Data for review >>

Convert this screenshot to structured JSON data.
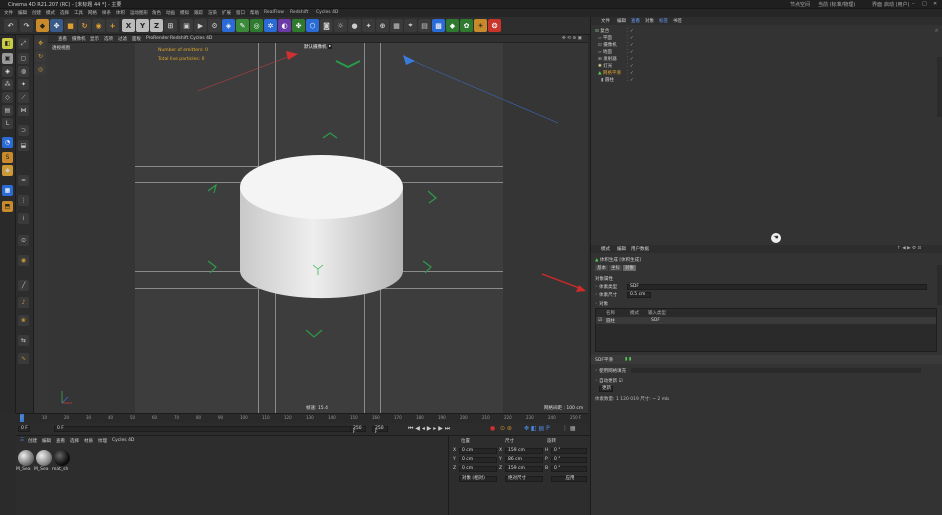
{
  "window": {
    "title": "Cinema 4D R21.207 (RC) - [未标题 44 *] - 主要",
    "right_menu": "节点空间",
    "right_combo": "当前 (标准/物理)",
    "layout_label": "界面",
    "layout_value": "启动 (用户)"
  },
  "menu": [
    "文件",
    "编辑",
    "创建",
    "模式",
    "选择",
    "工具",
    "网格",
    "样条",
    "体积",
    "运动图形",
    "角色",
    "动画",
    "模拟",
    "跟踪",
    "渲染",
    "扩展",
    "窗口",
    "帮助",
    "RealFlow",
    "Redshift",
    "Cycles 4D",
    "RealFlow"
  ],
  "viewport": {
    "menu": [
      "查看",
      "摄像机",
      "显示",
      "选项",
      "过滤",
      "面板",
      "ProRender",
      "Redshift",
      "Cycles 4D"
    ],
    "label": "透视视图",
    "camera": "默认摄像机",
    "notes": [
      "Number of emitters: 0",
      "Total live particles: 0"
    ],
    "speed": "帧速: 15.4",
    "grid": "网格间距 : 100 cm"
  },
  "timeline": {
    "ticks": [
      "0",
      "10",
      "20",
      "30",
      "40",
      "50",
      "60",
      "70",
      "80",
      "90",
      "100",
      "110",
      "120",
      "130",
      "140",
      "150",
      "160",
      "170",
      "180",
      "190",
      "200",
      "210",
      "220",
      "230",
      "240",
      "250"
    ],
    "end_label": "250 F",
    "current": "0 F",
    "start_field": "0 F",
    "end_field": "250 F",
    "preview_end": "250 F"
  },
  "materials": {
    "menu": [
      "创建",
      "编辑",
      "查看",
      "选择",
      "材质",
      "纹理",
      "Cycles 4D"
    ],
    "items": [
      "M_Sea",
      "M_Sea",
      "mat_sh"
    ]
  },
  "coords": {
    "headers": [
      "位置",
      "尺寸",
      "旋转"
    ],
    "rows": [
      {
        "axis": "X",
        "pos": "0 cm",
        "size": "159 cm",
        "rot_label": "H",
        "rot": "0 °"
      },
      {
        "axis": "Y",
        "pos": "0 cm",
        "size": "86 cm",
        "rot_label": "P",
        "rot": "0 °"
      },
      {
        "axis": "Z",
        "pos": "0 cm",
        "size": "159 cm",
        "rot_label": "B",
        "rot": "0 °"
      }
    ],
    "mode1": "对象 (相对)",
    "mode2": "绝对尺寸",
    "apply": "应用"
  },
  "objects": {
    "menu": [
      "文件",
      "编辑",
      "查看",
      "对象",
      "标签",
      "书签"
    ],
    "items": [
      {
        "name": "复合"
      },
      {
        "name": "平面"
      },
      {
        "name": "摄像机"
      },
      {
        "name": "地面"
      },
      {
        "name": "发射器"
      },
      {
        "name": "灯光"
      },
      {
        "name": "网格平滑"
      },
      {
        "name": "圆柱"
      }
    ]
  },
  "attributes": {
    "menu": [
      "模式",
      "编辑",
      "用户数据"
    ],
    "object_title": "体积生成 [体积生成]",
    "tabs": [
      "基本",
      "坐标",
      "对象"
    ],
    "section": "对象属性",
    "volume_type_label": "体素类型",
    "volume_type_value": "SDF",
    "voxel_size_label": "体素尺寸",
    "voxel_size_value": "0.5 cm",
    "objects_label": "对象",
    "table_headers": [
      "名称",
      "模式",
      "输入类型"
    ],
    "table_row": {
      "name": "圆柱",
      "mode": "",
      "type": "SDF"
    },
    "lower_tab": "SDF平滑",
    "opt1": "使用网格填充",
    "opt2": "自动更新",
    "btn": "更新",
    "info": "体素数量: 1 120 019    尺寸: ~ 2 mb"
  }
}
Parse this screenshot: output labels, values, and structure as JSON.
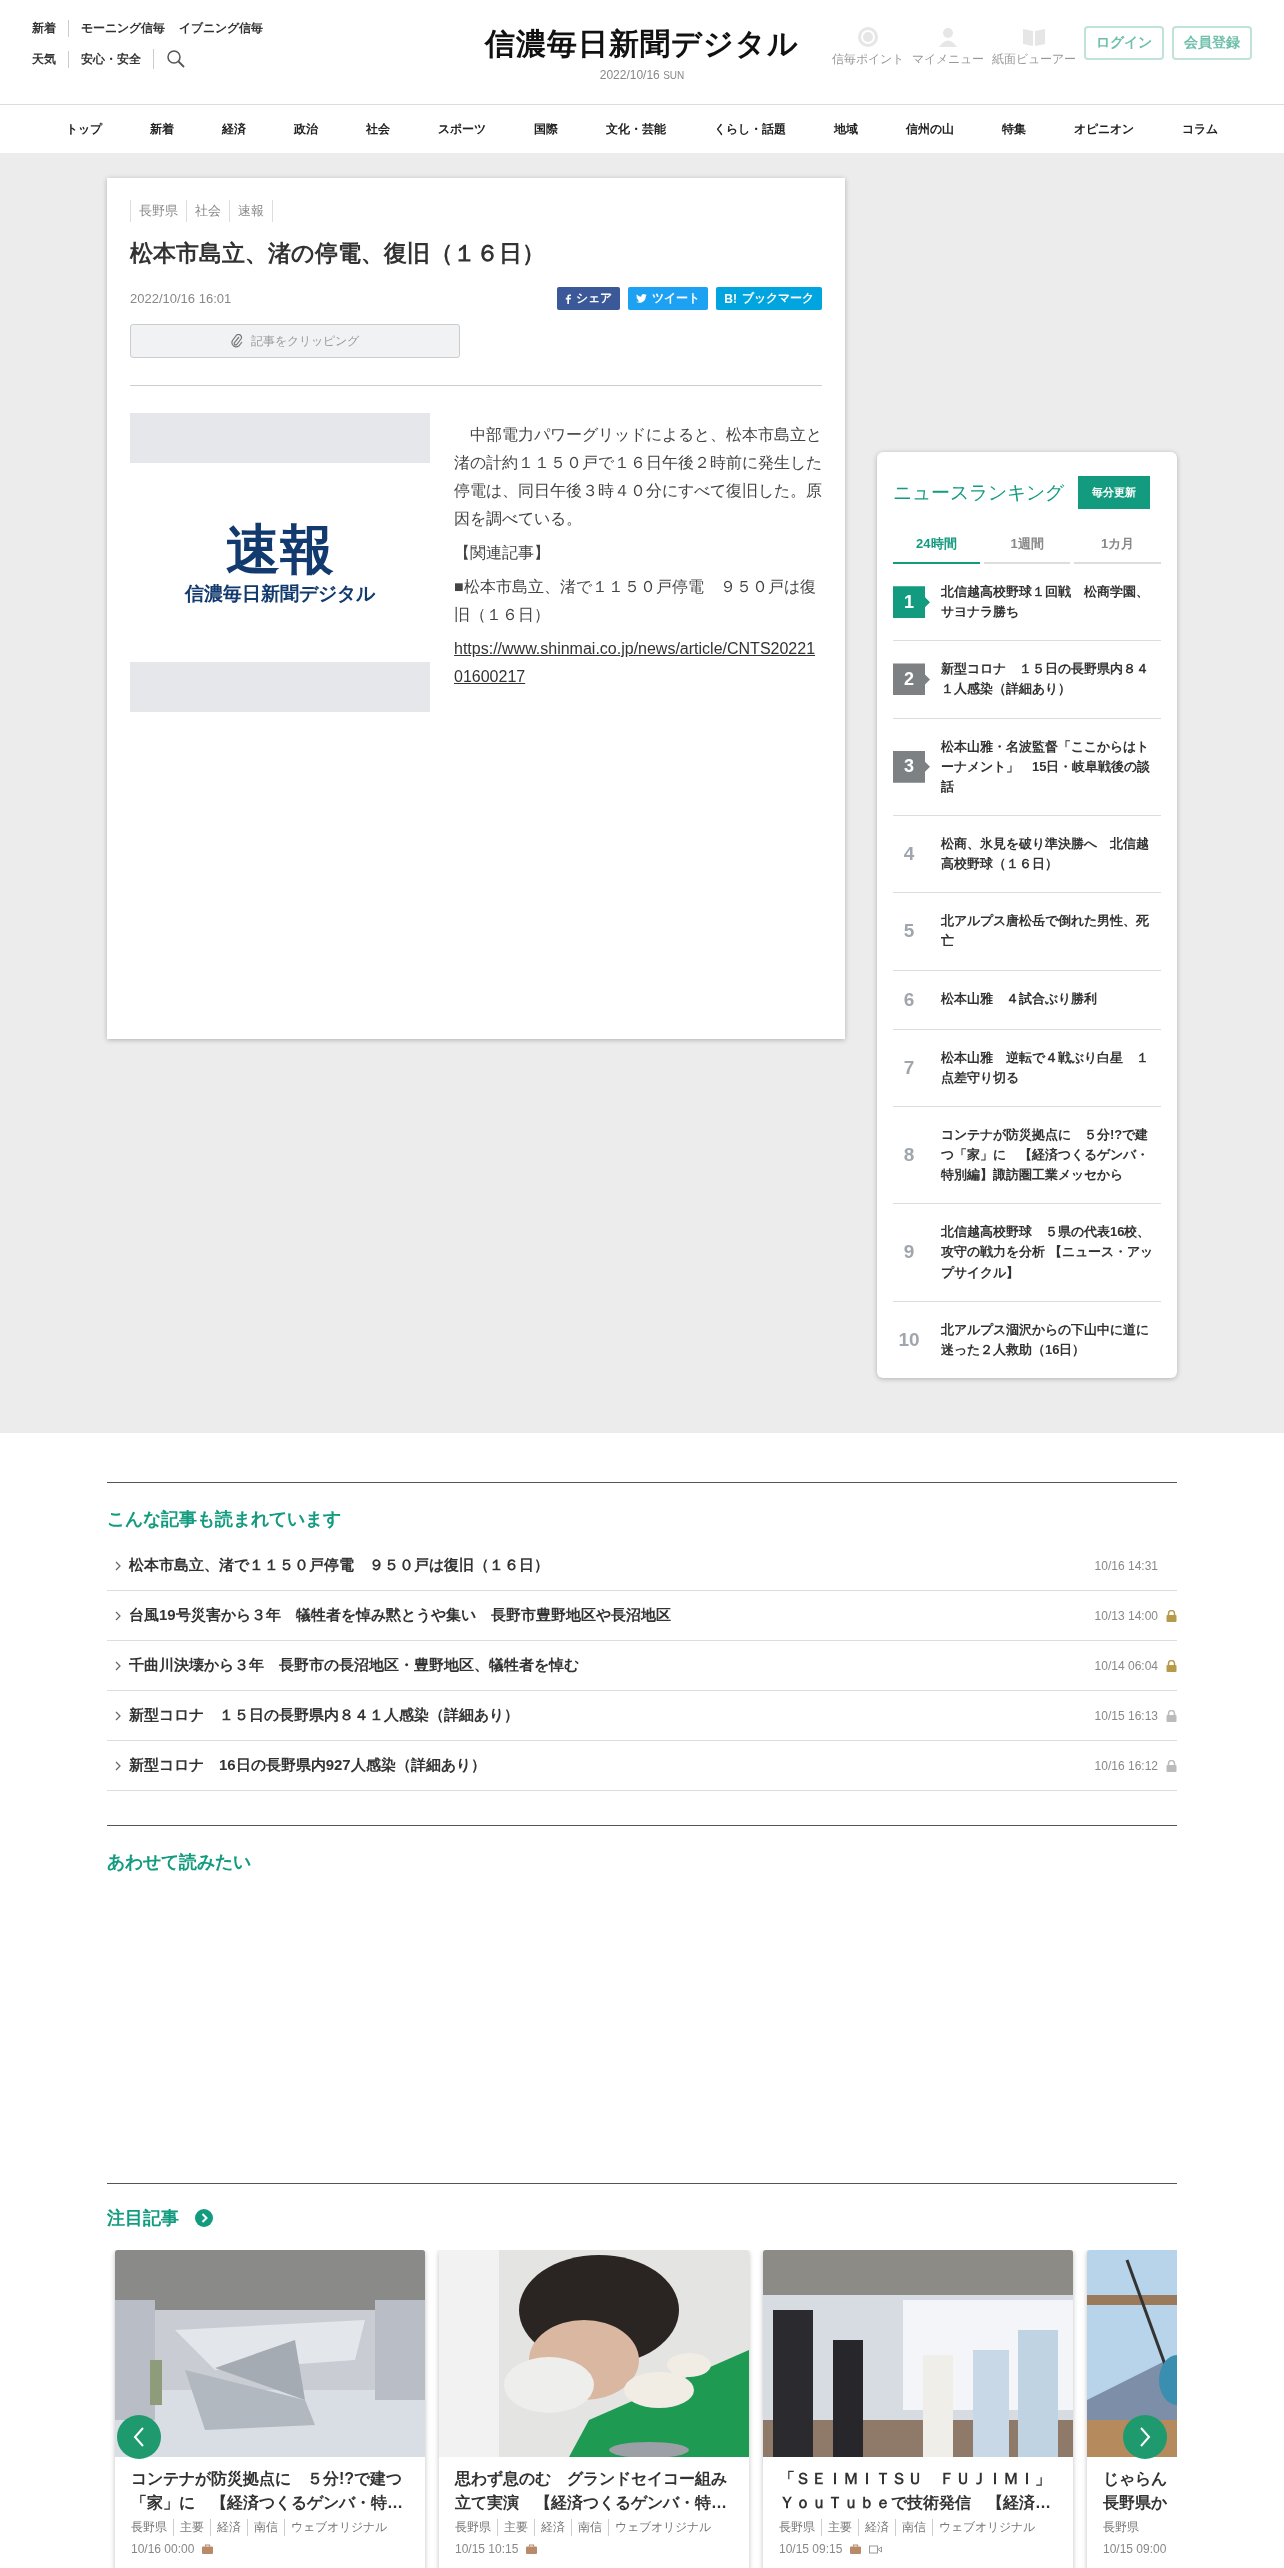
{
  "header": {
    "top_links": [
      [
        "新着"
      ],
      [
        "モーニング信毎",
        "イブニング信毎"
      ]
    ],
    "bottom_links": [
      [
        "天気"
      ],
      [
        "安心・安全"
      ]
    ],
    "logo": "信濃毎日新聞デジタル",
    "date": "2022/10/16",
    "weekday": "SUN",
    "tools": [
      {
        "kind": "point",
        "label": "信毎ポイント"
      },
      {
        "kind": "user",
        "label": "マイメニュー"
      },
      {
        "kind": "book",
        "label": "紙面ビューアー"
      }
    ],
    "buttons": [
      "ログイン",
      "会員登録"
    ]
  },
  "nav": [
    "トップ",
    "新着",
    "経済",
    "政治",
    "社会",
    "スポーツ",
    "国際",
    "文化・芸能",
    "くらし・話題",
    "地域",
    "信州の山",
    "特集",
    "オピニオン",
    "コラム"
  ],
  "article": {
    "tags": [
      "長野県",
      "社会",
      "速報"
    ],
    "title": "松本市島立、渚の停電、復旧（１６日）",
    "date": "2022/10/16 16:01",
    "share": [
      {
        "kind": "facebook",
        "label": "シェア"
      },
      {
        "kind": "twitter",
        "label": "ツイート"
      },
      {
        "kind": "hatena",
        "mark": "B!",
        "label": "ブックマーク"
      }
    ],
    "clip_button": "記事をクリッピング",
    "image": {
      "headline": "速報",
      "brand": "信濃毎日新聞デジタル"
    },
    "body": [
      "　中部電力パワーグリッドによると、松本市島立と渚の計約１１５０戸で１６日午後２時前に発生した停電は、同日午後３時４０分にすべて復旧した。原因を調べている。",
      "【関連記事】",
      "■松本市島立、渚で１１５０戸停電　９５０戸は復旧（１６日）"
    ],
    "link": "https://www.shinmai.co.jp/news/article/CNTS2022101600217"
  },
  "ranking": {
    "title": "ニュースランキング",
    "update_button": "毎分更新",
    "tabs": [
      {
        "label": "24時間",
        "selected": true
      },
      {
        "label": "1週間",
        "selected": false
      },
      {
        "label": "1カ月",
        "selected": false
      }
    ],
    "items": [
      {
        "rank": "1",
        "kind": "top",
        "title": "北信越高校野球１回戦　松商学園、サヨナラ勝ち"
      },
      {
        "rank": "2",
        "kind": "badge",
        "title": "新型コロナ　１５日の長野県内８４１人感染（詳細あり）"
      },
      {
        "rank": "3",
        "kind": "badge",
        "title": "松本山雅・名波監督「ここからはトーナメント」　15日・岐阜戦後の談話"
      },
      {
        "rank": "4",
        "kind": "plain",
        "title": "松商、氷見を破り準決勝へ　北信越高校野球（１６日）"
      },
      {
        "rank": "5",
        "kind": "plain",
        "title": "北アルプス唐松岳で倒れた男性、死亡"
      },
      {
        "rank": "6",
        "kind": "plain",
        "title": "松本山雅　４試合ぶり勝利"
      },
      {
        "rank": "7",
        "kind": "plain",
        "title": "松本山雅　逆転で４戦ぶり白星　１点差守り切る"
      },
      {
        "rank": "8",
        "kind": "plain",
        "title": "コンテナが防災拠点に　５分!?で建つ「家」に　【経済つくるゲンバ・特別編】諏訪圏工業メッセから"
      },
      {
        "rank": "9",
        "kind": "plain",
        "title": "北信越高校野球　５県の代表16校、攻守の戦力を分析 【ニュース・アップサイクル】"
      },
      {
        "rank": "10",
        "kind": "plain",
        "title": "北アルプス涸沢からの下山中に道に迷った２人救助（16日）"
      }
    ]
  },
  "popular": {
    "heading": "こんな記事も読まれています",
    "items": [
      {
        "title": "松本市島立、渚で１１５０戸停電　９５０戸は復旧（１６日）",
        "date": "10/16 14:31",
        "locked": false
      },
      {
        "title": "台風19号災害から３年　犠牲者を悼み黙とうや集い　長野市豊野地区や長沼地区",
        "date": "10/13 14:00",
        "locked": true,
        "color": "#b89b4a"
      },
      {
        "title": "千曲川決壊から３年　長野市の長沼地区・豊野地区、犠牲者を悼む",
        "date": "10/14 06:04",
        "locked": true,
        "color": "#b89b4a"
      },
      {
        "title": "新型コロナ　１５日の長野県内８４１人感染（詳細あり）",
        "date": "10/15 16:13",
        "locked": true,
        "color": "#bbbbbb"
      },
      {
        "title": "新型コロナ　16日の長野県内927人感染（詳細あり）",
        "date": "10/16 16:12",
        "locked": true,
        "color": "#bbbbbb"
      }
    ]
  },
  "also_read": {
    "heading": "あわせて読みたい"
  },
  "featured": {
    "heading": "注目記事",
    "cards": [
      {
        "kind": "picture",
        "title_lines": [
          "コンテナが防災拠点に　５分!?で建つ",
          "「家」に　【経済つくるゲンバ・特…"
        ],
        "tags": [
          "長野県",
          "主要",
          "経済",
          "南信",
          "ウェブオリジナル"
        ],
        "date": "10/16 00:00",
        "locked": true,
        "video": false
      },
      {
        "kind": "picture",
        "title_lines": [
          "思わず息のむ　グランドセイコー組み",
          "立て実演　【経済つくるゲンバ・特…"
        ],
        "tags": [
          "長野県",
          "主要",
          "経済",
          "南信",
          "ウェブオリジナル"
        ],
        "date": "10/15 10:15",
        "locked": true,
        "video": false
      },
      {
        "kind": "picture",
        "title_lines": [
          "「ＳＥＩＭＩＴＳＵ　ＦＵＪＩＭＩ」",
          "ＹｏｕＴｕｂｅで技術発信　【経済…"
        ],
        "tags": [
          "長野県",
          "主要",
          "経済",
          "南信",
          "ウェブオリジナル"
        ],
        "date": "10/15 09:15",
        "locked": true,
        "video": true
      },
      {
        "kind": "picture",
        "title_lines": [
          "じゃらん",
          "長野県か"
        ],
        "tags": [
          "長野県"
        ],
        "date": "10/15 09:00",
        "locked": false,
        "video": false
      }
    ]
  }
}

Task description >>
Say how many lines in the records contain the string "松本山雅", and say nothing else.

Result below >>
3